[[ Recorded information, beginning ]]

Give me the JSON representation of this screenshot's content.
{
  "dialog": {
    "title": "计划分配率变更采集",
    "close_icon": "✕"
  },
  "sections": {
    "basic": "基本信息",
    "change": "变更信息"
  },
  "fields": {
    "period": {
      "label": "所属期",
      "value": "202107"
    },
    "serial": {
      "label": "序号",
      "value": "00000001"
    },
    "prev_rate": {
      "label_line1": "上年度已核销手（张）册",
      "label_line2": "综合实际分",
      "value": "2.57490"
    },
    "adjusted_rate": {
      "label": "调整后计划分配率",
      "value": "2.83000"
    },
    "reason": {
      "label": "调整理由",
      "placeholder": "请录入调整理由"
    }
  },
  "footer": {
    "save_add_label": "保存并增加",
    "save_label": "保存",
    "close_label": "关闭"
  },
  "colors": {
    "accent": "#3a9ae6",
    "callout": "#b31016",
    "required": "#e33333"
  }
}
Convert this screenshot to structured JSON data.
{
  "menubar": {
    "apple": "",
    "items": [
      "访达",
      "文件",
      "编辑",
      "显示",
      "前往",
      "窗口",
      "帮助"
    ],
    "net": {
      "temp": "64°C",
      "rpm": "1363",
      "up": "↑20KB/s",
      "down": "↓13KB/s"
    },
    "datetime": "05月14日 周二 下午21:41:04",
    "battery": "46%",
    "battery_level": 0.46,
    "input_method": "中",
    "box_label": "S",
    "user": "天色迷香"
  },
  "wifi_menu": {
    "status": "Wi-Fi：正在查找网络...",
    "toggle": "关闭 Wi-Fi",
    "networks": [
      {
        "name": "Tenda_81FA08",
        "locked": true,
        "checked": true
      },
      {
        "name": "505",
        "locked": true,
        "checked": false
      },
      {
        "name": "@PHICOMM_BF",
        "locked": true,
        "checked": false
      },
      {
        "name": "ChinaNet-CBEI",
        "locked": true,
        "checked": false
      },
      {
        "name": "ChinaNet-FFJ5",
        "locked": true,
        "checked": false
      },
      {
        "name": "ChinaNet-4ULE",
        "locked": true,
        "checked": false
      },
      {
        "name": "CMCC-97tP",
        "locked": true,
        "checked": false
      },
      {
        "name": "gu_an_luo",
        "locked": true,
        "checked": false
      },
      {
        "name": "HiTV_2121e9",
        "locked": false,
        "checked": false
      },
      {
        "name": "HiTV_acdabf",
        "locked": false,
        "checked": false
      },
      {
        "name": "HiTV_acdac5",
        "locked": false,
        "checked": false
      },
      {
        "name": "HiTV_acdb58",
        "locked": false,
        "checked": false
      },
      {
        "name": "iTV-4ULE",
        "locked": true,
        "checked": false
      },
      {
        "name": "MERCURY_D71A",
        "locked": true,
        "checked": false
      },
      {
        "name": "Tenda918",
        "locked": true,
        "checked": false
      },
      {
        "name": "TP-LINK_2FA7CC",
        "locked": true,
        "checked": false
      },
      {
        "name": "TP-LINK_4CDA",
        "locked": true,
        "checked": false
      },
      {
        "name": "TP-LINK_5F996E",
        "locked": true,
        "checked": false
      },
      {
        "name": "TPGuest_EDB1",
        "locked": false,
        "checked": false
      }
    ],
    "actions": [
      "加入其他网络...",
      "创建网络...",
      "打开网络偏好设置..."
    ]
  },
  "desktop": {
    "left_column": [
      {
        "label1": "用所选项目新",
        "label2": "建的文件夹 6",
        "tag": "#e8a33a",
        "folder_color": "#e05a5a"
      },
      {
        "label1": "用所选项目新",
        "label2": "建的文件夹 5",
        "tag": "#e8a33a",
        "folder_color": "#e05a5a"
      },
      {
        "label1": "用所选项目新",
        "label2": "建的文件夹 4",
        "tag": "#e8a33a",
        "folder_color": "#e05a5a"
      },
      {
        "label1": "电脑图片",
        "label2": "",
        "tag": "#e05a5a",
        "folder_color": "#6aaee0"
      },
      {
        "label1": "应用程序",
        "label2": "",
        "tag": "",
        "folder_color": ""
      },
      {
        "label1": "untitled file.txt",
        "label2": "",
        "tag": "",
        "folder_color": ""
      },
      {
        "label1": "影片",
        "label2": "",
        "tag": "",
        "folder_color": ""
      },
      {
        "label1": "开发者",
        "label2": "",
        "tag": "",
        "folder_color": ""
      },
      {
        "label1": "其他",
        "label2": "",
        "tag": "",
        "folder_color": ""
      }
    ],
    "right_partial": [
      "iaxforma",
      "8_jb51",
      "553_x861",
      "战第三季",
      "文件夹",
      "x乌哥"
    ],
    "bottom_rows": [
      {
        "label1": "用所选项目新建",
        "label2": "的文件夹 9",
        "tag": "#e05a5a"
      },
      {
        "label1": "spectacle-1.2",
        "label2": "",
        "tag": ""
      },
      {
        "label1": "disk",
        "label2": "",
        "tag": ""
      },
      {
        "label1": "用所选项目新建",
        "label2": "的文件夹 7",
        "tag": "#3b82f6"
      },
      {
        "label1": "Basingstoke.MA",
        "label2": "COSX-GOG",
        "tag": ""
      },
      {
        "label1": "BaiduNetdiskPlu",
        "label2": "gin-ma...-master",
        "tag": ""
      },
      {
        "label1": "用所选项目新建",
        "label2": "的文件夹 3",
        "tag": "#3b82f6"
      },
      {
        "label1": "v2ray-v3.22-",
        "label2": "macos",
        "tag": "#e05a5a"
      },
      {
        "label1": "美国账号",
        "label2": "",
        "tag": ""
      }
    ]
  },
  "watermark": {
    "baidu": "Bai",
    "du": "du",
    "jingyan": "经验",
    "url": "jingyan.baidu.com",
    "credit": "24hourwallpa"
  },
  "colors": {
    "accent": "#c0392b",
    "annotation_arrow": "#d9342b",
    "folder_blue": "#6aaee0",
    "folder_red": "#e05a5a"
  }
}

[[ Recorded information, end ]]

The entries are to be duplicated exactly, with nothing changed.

Give me the JSON representation of this screenshot's content.
{
  "dialog": {
    "title": "计划分配率变更采集",
    "close_icon": "✕"
  },
  "sections": {
    "basic": "基本信息",
    "change": "变更信息"
  },
  "fields": {
    "period": {
      "label": "所属期",
      "value": "202107"
    },
    "serial": {
      "label": "序号",
      "value": "00000001"
    },
    "prev_rate": {
      "label_line1": "上年度已核销手（张）册",
      "label_line2": "综合实际分",
      "value": "2.57490"
    },
    "adjusted_rate": {
      "label": "调整后计划分配率",
      "value": "2.83000"
    },
    "reason": {
      "label": "调整理由",
      "placeholder": "请录入调整理由"
    }
  },
  "footer": {
    "save_add_label": "保存并增加",
    "save_label": "保存",
    "close_label": "关闭"
  },
  "colors": {
    "accent": "#3a9ae6",
    "callout": "#b31016",
    "required": "#e33333"
  }
}
Convert this screenshot to structured JSON data.
{
  "menubar": {
    "apple": "",
    "items": [
      "访达",
      "文件",
      "编辑",
      "显示",
      "前往",
      "窗口",
      "帮助"
    ],
    "net": {
      "temp": "64°C",
      "rpm": "1363",
      "up": "↑20KB/s",
      "down": "↓13KB/s"
    },
    "datetime": "05月14日 周二 下午21:41:04",
    "battery": "46%",
    "battery_level": 0.46,
    "input_method": "中",
    "box_label": "S",
    "user": "天色迷香"
  },
  "wifi_menu": {
    "status": "Wi-Fi：正在查找网络...",
    "toggle": "关闭 Wi-Fi",
    "networks": [
      {
        "name": "Tenda_81FA08",
        "locked": true,
        "checked": true
      },
      {
        "name": "505",
        "locked": true,
        "checked": false
      },
      {
        "name": "@PHICOMM_BF",
        "locked": true,
        "checked": false
      },
      {
        "name": "ChinaNet-CBEI",
        "locked": true,
        "checked": false
      },
      {
        "name": "ChinaNet-FFJ5",
        "locked": true,
        "checked": false
      },
      {
        "name": "ChinaNet-4ULE",
        "locked": true,
        "checked": false
      },
      {
        "name": "CMCC-97tP",
        "locked": true,
        "checked": false
      },
      {
        "name": "gu_an_luo",
        "locked": true,
        "checked": false
      },
      {
        "name": "HiTV_2121e9",
        "locked": false,
        "checked": false
      },
      {
        "name": "HiTV_acdabf",
        "locked": false,
        "checked": false
      },
      {
        "name": "HiTV_acdac5",
        "locked": false,
        "checked": false
      },
      {
        "name": "HiTV_acdb58",
        "locked": false,
        "checked": false
      },
      {
        "name": "iTV-4ULE",
        "locked": true,
        "checked": false
      },
      {
        "name": "MERCURY_D71A",
        "locked": true,
        "checked": false
      },
      {
        "name": "Tenda918",
        "locked": true,
        "checked": false
      },
      {
        "name": "TP-LINK_2FA7CC",
        "locked": true,
        "checked": false
      },
      {
        "name": "TP-LINK_4CDA",
        "locked": true,
        "checked": false
      },
      {
        "name": "TP-LINK_5F996E",
        "locked": true,
        "checked": false
      },
      {
        "name": "TPGuest_EDB1",
        "locked": false,
        "checked": false
      }
    ],
    "actions": [
      "加入其他网络...",
      "创建网络...",
      "打开网络偏好设置..."
    ]
  },
  "desktop": {
    "left_column": [
      {
        "label1": "用所选项目新",
        "label2": "建的文件夹 6",
        "tag": "#e8a33a",
        "folder_color": "#e05a5a"
      },
      {
        "label1": "用所选项目新",
        "label2": "建的文件夹 5",
        "tag": "#e8a33a",
        "folder_color": "#e05a5a"
      },
      {
        "label1": "用所选项目新",
        "label2": "建的文件夹 4",
        "tag": "#e8a33a",
        "folder_color": "#e05a5a"
      },
      {
        "label1": "电脑图片",
        "label2": "",
        "tag": "#e05a5a",
        "folder_color": "#6aaee0"
      },
      {
        "label1": "应用程序",
        "label2": "",
        "tag": "",
        "folder_color": ""
      },
      {
        "label1": "untitled file.txt",
        "label2": "",
        "tag": "",
        "folder_color": ""
      },
      {
        "label1": "影片",
        "label2": "",
        "tag": "",
        "folder_color": ""
      },
      {
        "label1": "开发者",
        "label2": "",
        "tag": "",
        "folder_color": ""
      },
      {
        "label1": "其他",
        "label2": "",
        "tag": "",
        "folder_color": ""
      }
    ],
    "right_partial": [
      "iaxforma",
      "8_jb51",
      "553_x861",
      "战第三季",
      "文件夹",
      "x乌哥"
    ],
    "bottom_rows": [
      {
        "label1": "用所选项目新建",
        "label2": "的文件夹 9",
        "tag": "#e05a5a"
      },
      {
        "label1": "spectacle-1.2",
        "label2": "",
        "tag": ""
      },
      {
        "label1": "disk",
        "label2": "",
        "tag": ""
      },
      {
        "label1": "用所选项目新建",
        "label2": "的文件夹 7",
        "tag": "#3b82f6"
      },
      {
        "label1": "Basingstoke.MA",
        "label2": "COSX-GOG",
        "tag": ""
      },
      {
        "label1": "BaiduNetdiskPlu",
        "label2": "gin-ma...-master",
        "tag": ""
      },
      {
        "label1": "用所选项目新建",
        "label2": "的文件夹 3",
        "tag": "#3b82f6"
      },
      {
        "label1": "v2ray-v3.22-",
        "label2": "macos",
        "tag": "#e05a5a"
      },
      {
        "label1": "美国账号",
        "label2": "",
        "tag": ""
      }
    ]
  },
  "watermark": {
    "baidu": "Bai",
    "du": "du",
    "jingyan": "经验",
    "url": "jingyan.baidu.com",
    "credit": "24hourwallpa"
  },
  "colors": {
    "accent": "#c0392b",
    "annotation_arrow": "#d9342b",
    "folder_blue": "#6aaee0",
    "folder_red": "#e05a5a"
  }
}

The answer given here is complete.